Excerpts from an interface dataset
^^^^^^^^
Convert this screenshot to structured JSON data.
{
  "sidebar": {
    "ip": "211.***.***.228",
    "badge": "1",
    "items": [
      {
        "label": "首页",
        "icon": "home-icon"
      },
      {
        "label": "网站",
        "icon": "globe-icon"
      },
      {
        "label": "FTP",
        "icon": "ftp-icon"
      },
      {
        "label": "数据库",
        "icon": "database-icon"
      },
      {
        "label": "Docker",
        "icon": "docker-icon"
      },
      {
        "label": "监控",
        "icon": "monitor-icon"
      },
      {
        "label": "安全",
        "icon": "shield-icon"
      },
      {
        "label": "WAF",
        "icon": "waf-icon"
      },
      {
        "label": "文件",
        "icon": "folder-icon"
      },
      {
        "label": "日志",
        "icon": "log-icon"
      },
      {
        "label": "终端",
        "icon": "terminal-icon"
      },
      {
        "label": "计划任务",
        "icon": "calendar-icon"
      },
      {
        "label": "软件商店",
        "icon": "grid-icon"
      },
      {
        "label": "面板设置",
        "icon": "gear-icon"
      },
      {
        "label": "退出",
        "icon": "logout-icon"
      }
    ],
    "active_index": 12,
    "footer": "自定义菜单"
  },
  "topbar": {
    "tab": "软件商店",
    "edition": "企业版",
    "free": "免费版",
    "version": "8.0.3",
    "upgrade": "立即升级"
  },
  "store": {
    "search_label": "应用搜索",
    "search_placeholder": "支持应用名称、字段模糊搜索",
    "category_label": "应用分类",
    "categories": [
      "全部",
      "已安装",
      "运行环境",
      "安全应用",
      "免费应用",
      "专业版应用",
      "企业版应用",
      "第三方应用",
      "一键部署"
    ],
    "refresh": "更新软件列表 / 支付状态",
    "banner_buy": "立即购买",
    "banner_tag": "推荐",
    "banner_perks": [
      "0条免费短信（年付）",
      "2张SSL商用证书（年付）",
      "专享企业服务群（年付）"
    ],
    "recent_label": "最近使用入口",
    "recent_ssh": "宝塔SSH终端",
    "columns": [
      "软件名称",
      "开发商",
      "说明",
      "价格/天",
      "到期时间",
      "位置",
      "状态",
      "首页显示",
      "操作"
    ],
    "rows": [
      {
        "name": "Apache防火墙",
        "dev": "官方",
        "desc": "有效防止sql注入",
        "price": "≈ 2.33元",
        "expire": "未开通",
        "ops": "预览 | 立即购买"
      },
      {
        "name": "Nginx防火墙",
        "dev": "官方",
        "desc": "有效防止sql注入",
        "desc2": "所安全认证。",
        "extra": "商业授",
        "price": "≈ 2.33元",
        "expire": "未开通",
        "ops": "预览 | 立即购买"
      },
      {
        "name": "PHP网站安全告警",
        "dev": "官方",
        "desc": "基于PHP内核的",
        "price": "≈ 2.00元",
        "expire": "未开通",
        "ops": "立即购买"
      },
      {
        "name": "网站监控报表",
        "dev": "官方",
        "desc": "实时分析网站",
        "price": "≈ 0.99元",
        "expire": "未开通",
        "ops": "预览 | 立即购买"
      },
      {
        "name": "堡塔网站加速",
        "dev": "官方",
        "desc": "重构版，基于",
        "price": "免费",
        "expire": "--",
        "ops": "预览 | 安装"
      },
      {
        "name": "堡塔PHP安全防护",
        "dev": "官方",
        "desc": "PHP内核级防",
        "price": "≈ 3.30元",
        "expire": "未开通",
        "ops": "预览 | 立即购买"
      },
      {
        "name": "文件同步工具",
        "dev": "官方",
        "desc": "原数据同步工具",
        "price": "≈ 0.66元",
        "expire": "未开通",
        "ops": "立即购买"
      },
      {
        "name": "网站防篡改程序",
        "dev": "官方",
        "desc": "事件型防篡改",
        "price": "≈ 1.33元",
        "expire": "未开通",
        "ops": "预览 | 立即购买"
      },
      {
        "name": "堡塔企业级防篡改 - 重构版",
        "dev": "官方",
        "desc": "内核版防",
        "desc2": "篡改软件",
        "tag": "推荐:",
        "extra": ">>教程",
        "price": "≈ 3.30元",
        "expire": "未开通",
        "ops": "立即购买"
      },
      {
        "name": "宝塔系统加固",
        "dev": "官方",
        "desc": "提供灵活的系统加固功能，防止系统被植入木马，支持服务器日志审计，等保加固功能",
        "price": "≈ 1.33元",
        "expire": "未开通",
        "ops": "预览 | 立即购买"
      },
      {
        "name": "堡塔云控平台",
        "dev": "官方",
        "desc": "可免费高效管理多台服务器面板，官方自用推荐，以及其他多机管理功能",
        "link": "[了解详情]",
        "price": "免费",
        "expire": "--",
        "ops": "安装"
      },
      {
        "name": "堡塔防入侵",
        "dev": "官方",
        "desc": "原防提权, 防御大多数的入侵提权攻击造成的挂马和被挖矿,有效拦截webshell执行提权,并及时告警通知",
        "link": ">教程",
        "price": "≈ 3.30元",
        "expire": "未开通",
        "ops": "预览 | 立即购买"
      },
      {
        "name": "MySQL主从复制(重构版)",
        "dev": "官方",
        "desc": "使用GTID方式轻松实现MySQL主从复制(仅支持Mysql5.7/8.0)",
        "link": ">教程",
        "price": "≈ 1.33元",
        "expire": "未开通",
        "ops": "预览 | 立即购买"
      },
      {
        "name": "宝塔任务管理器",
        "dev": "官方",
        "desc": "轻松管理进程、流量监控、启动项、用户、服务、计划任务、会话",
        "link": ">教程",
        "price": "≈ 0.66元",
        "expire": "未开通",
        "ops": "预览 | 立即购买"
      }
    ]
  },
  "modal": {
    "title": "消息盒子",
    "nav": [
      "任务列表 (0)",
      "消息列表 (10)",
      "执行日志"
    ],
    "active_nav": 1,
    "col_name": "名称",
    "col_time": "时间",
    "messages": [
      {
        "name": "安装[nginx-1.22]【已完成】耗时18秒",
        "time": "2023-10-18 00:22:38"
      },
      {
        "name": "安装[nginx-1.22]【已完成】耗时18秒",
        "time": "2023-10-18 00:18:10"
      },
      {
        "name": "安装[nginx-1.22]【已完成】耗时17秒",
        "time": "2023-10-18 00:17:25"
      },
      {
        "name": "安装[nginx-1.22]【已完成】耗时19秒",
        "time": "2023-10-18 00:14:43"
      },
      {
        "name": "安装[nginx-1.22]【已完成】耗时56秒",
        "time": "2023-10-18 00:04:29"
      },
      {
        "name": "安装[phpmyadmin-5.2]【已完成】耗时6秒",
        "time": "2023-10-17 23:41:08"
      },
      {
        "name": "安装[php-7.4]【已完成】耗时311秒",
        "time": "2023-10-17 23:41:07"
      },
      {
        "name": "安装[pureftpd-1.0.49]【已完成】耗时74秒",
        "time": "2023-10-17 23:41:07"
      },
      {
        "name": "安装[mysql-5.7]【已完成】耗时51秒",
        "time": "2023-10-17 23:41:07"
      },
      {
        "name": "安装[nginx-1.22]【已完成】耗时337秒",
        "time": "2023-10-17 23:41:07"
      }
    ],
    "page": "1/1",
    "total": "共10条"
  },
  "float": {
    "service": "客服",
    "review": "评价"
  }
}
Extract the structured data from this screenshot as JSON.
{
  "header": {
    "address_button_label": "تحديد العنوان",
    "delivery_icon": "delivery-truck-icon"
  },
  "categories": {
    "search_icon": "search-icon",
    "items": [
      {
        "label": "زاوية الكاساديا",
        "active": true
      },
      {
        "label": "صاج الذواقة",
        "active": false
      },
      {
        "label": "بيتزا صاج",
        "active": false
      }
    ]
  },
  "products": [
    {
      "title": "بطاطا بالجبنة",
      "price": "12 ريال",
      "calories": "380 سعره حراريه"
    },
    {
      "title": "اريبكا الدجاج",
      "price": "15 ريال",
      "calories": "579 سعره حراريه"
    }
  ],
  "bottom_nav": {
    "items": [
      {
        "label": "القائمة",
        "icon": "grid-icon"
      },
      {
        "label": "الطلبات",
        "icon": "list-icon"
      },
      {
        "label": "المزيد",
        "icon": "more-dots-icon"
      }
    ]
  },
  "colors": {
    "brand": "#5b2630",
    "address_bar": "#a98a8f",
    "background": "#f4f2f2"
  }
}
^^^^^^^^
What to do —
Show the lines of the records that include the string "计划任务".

Response to this exercise —
        "label": "计划任务",
        "desc": "轻松管理进程、流量监控、启动项、用户、服务、计划任务、会话",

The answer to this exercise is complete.